We’re just as excited about The Batman as most people, but if there’s one thing that makes us nervous, it’s how actor Robert Pattinson will handle the Dark Knight’s legendary gravelly timbre. He’s now addressing how he came to approach the character’s voice, including that it took “a lot of trial and error.”
Christian Bale’s take on the character gave us the most unintentionally hilarious moments from Christopher Nolan’s Dark Knight trilogy, which gives us pause. Bale’s billionaire Bruce Wayne had a knack for goofily scream-whispering whenever he dons the cowl.

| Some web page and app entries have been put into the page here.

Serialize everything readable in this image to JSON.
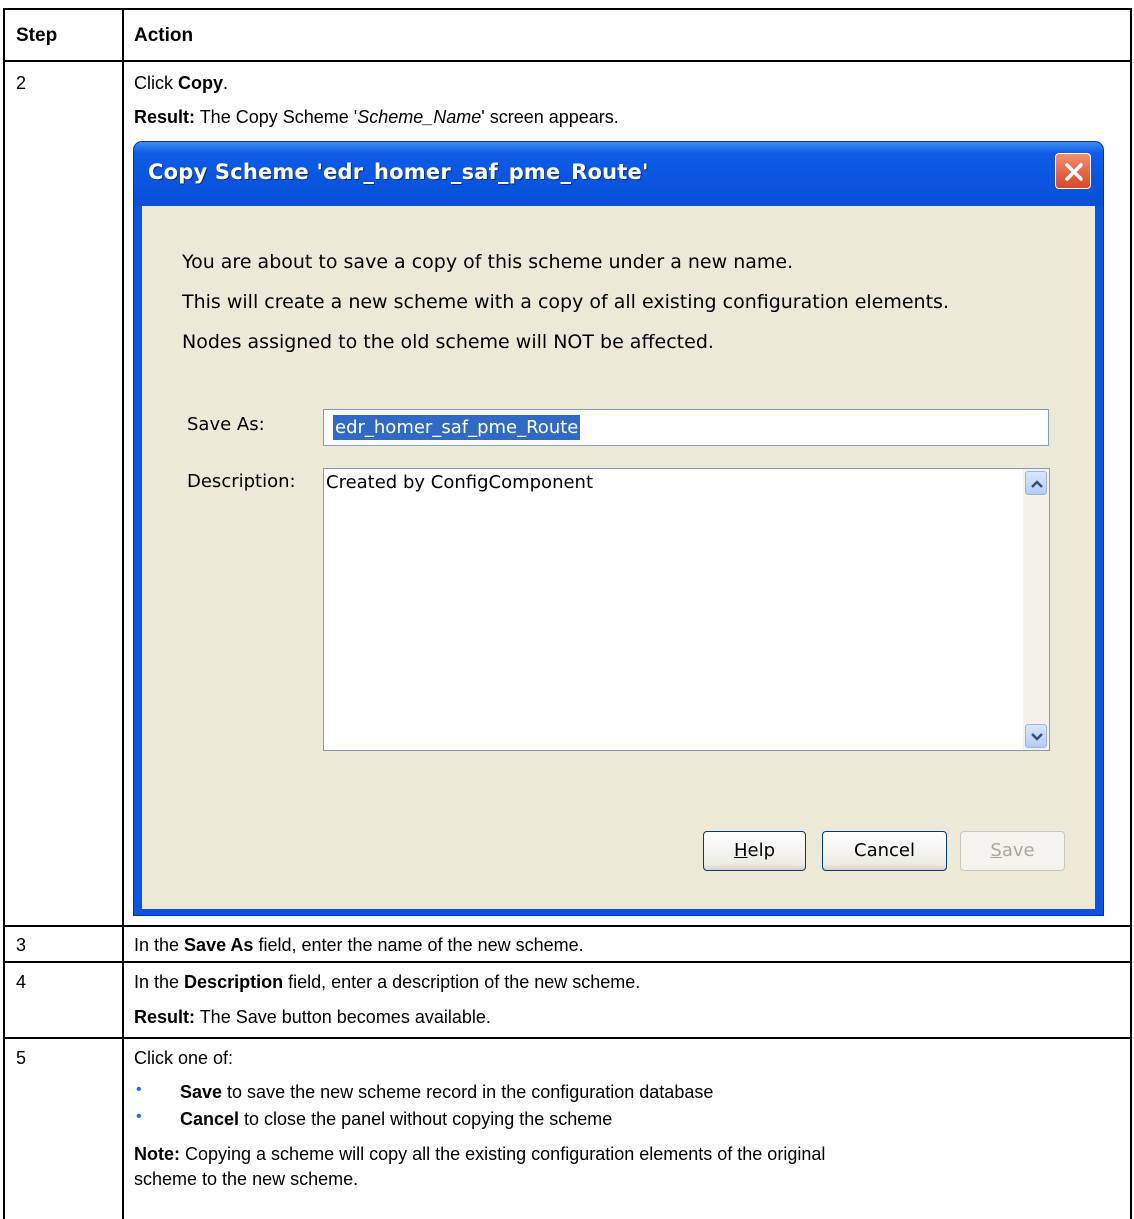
{
  "table": {
    "header": {
      "step": "Step",
      "action": "Action"
    },
    "rows": [
      {
        "step": "2",
        "line1_prefix": "Click ",
        "line1_bold": "Copy",
        "line1_suffix": ".",
        "result_label": "Result:",
        "result_text_a": " The Copy Scheme '",
        "result_italic": "Scheme_Name",
        "result_text_b": "' screen appears."
      },
      {
        "step": "3",
        "prefix": "In the ",
        "bold": "Save As",
        "suffix": " field, enter the name of the new scheme."
      },
      {
        "step": "4",
        "prefix": "In the ",
        "bold": "Description",
        "suffix": " field, enter a description of the new scheme.",
        "result_label": "Result:",
        "result_text": " The Save button becomes available."
      },
      {
        "step": "5",
        "intro": "Click one of:",
        "bullets": [
          {
            "bold": "Save",
            "text": " to save the new scheme record in the configuration database"
          },
          {
            "bold": "Cancel",
            "text": " to close the panel without copying the scheme"
          }
        ],
        "note_label": "Note:",
        "note_text_1": " Copying a scheme will copy all the existing configuration elements of the original",
        "note_text_2": "scheme to the new scheme."
      }
    ]
  },
  "dialog": {
    "title": "Copy Scheme 'edr_homer_saf_pme_Route'",
    "messages": [
      "You are about to save a copy of this scheme under a new name.",
      "This will create a new scheme with a copy of all existing configuration elements.",
      "Nodes assigned to the old scheme will NOT be affected."
    ],
    "save_as_label": "Save As:",
    "save_as_value": "edr_homer_saf_pme_Route",
    "description_label": "Description:",
    "description_value": "Created by ConfigComponent",
    "buttons": {
      "help_mnemonic": "H",
      "help_rest": "elp",
      "cancel": "Cancel",
      "save_mnemonic": "S",
      "save_rest": "ave"
    },
    "colors": {
      "titlebar": "#0a55e0",
      "body": "#ece9d8",
      "selection": "#316ac5",
      "close": "#d9462a"
    }
  }
}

Zack Snyder intelligently worked around the problem of Bruce Wayne having to disguise his voice while out and about as the masked vigilante. The Ben Affleck version of the character used a badass-sounding voice modulator that took the actor’s voice down an octave or two in Batman v. Superman: Dawn of Justice and Justice League.

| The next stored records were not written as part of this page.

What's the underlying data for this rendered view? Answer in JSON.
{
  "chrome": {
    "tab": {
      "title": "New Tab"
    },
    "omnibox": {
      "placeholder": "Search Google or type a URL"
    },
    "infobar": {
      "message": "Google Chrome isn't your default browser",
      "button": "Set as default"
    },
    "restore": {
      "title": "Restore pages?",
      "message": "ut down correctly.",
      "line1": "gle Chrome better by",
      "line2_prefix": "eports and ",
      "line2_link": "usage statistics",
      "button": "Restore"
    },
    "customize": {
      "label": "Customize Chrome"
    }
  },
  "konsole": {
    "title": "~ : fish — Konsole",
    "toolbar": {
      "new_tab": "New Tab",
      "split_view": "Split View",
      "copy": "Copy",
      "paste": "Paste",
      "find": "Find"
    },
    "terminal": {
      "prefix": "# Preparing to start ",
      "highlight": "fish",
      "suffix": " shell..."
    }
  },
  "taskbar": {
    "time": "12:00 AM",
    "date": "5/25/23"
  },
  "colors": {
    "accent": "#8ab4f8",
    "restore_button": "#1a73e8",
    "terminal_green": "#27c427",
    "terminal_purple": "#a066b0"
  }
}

There is no vocal manipulator for Pattinson’s Dark Knight, from what was apparent in the trailers for The Batman, so that means it is once again up to the thespian himself to come up with how the pointy-eared detective sounds.
Pattinson went into detail about the arduous process of honing in on the voice, saying he had “a lot of times to think about it.”
He credits being able to take his time to experiment in part due to being cast many months before the film began shooting, he said at a recent press roundtable panel (via Collider).
“I think I was cast about seven or eight months before we started shooting, and so I was experimenting with a lot of different things. I think the first two or three weeks, we were kind of doing a variety of different voices, because there’s only a couple of lines in the first few scenes we shot. Me and [The Batman director Matt Reeves] just sort of settled on something,” Pattinson said.
The Good Time actor explained that he started out doing a “progression from other Bat voices,” becoming more comfortable as he went along.
“It’s weird, it just suddenly starts to feel right. It seems to be, the more you embody the suit, the more you embody the character, it just started to come out quite organically,” Pattinson said.
The actor said he imagines that’s how it works with the Bruce Wayne character, too, that he doesn’t merely think of it as “putting on a voice,” but occurs naturally.
“He puts on the suit, and then the voice just starts happening for him as a person as well,” he elaborated.
Reeves, who was at that same press roundtable, praised Pattinson’s vocal performance, calling the actor “amazing” at taking notes about how to improve it.
“He went through this process of searching for where it felt like that voice should sit. One of the things that I was asking Rob about, he has an incredible ear for mimicry and accents. He can pick up anyone’s accent. There’s no dialect coach, this doesn’t happen, that’s just who he is. He’s an incredible person,” the director said.
We’ll have to see how well Pattinson handles the notoriously throat-rattling tone of the Caped Crusader when The Batman hits theaters March 4.